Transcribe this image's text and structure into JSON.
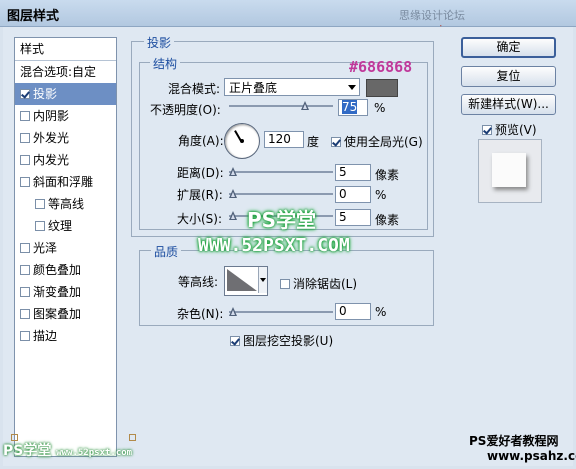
{
  "window": {
    "title": "图层样式",
    "watermark_top_site": "思缘设计论坛",
    "watermark_top_url": "www.missyuan.com"
  },
  "sidebar": {
    "header": "样式",
    "blend_options": "混合选项:自定",
    "items": [
      {
        "label": "投影",
        "checked": true,
        "selected": true
      },
      {
        "label": "内阴影",
        "checked": false
      },
      {
        "label": "外发光",
        "checked": false
      },
      {
        "label": "内发光",
        "checked": false
      },
      {
        "label": "斜面和浮雕",
        "checked": false
      },
      {
        "label": "等高线",
        "checked": false,
        "indent": true
      },
      {
        "label": "纹理",
        "checked": false,
        "indent": true
      },
      {
        "label": "光泽",
        "checked": false
      },
      {
        "label": "颜色叠加",
        "checked": false
      },
      {
        "label": "渐变叠加",
        "checked": false
      },
      {
        "label": "图案叠加",
        "checked": false
      },
      {
        "label": "描边",
        "checked": false
      }
    ]
  },
  "drop_shadow": {
    "section_title": "投影",
    "structure_title": "结构",
    "blend_mode_label": "混合模式:",
    "blend_mode_value": "正片叠底",
    "color_hex_note": "#686868",
    "shadow_color": "#686868",
    "opacity_label": "不透明度(O):",
    "opacity_value": "75",
    "opacity_unit": "%",
    "opacity_level": 0.75,
    "angle_label": "角度(A):",
    "angle_value": "120",
    "angle_unit": "度",
    "global_light_label": "使用全局光(G)",
    "global_light_checked": true,
    "distance_label": "距离(D):",
    "distance_value": "5",
    "distance_unit": "像素",
    "spread_label": "扩展(R):",
    "spread_value": "0",
    "spread_unit": "%",
    "size_label": "大小(S):",
    "size_value": "5",
    "size_unit": "像素"
  },
  "quality": {
    "title": "品质",
    "contour_label": "等高线:",
    "antialias_label": "消除锯齿(L)",
    "antialias_checked": false,
    "noise_label": "杂色(N):",
    "noise_value": "0",
    "noise_unit": "%",
    "knockout_label": "图层挖空投影(U)",
    "knockout_checked": true
  },
  "buttons": {
    "ok": "确定",
    "reset": "复位",
    "new_style": "新建样式(W)...",
    "preview_label": "预览(V)",
    "preview_checked": true
  },
  "watermarks": {
    "center_name": "PS学堂",
    "center_url": "WWW.52PSXT.COM",
    "bottom_left_name": "PS学堂",
    "bottom_left_url": "www.52psxt.com",
    "bottom_right_line1": "PS爱好者教程网",
    "bottom_right_line2": "www.psahz.com"
  }
}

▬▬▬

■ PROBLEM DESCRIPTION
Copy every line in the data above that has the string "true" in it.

■ YOUR RESPONSE
        "checked": true,
        "selected": true
        "indent": true
        "indent": true
    "global_light_checked": true,
    "knockout_checked": true
    "preview_checked": true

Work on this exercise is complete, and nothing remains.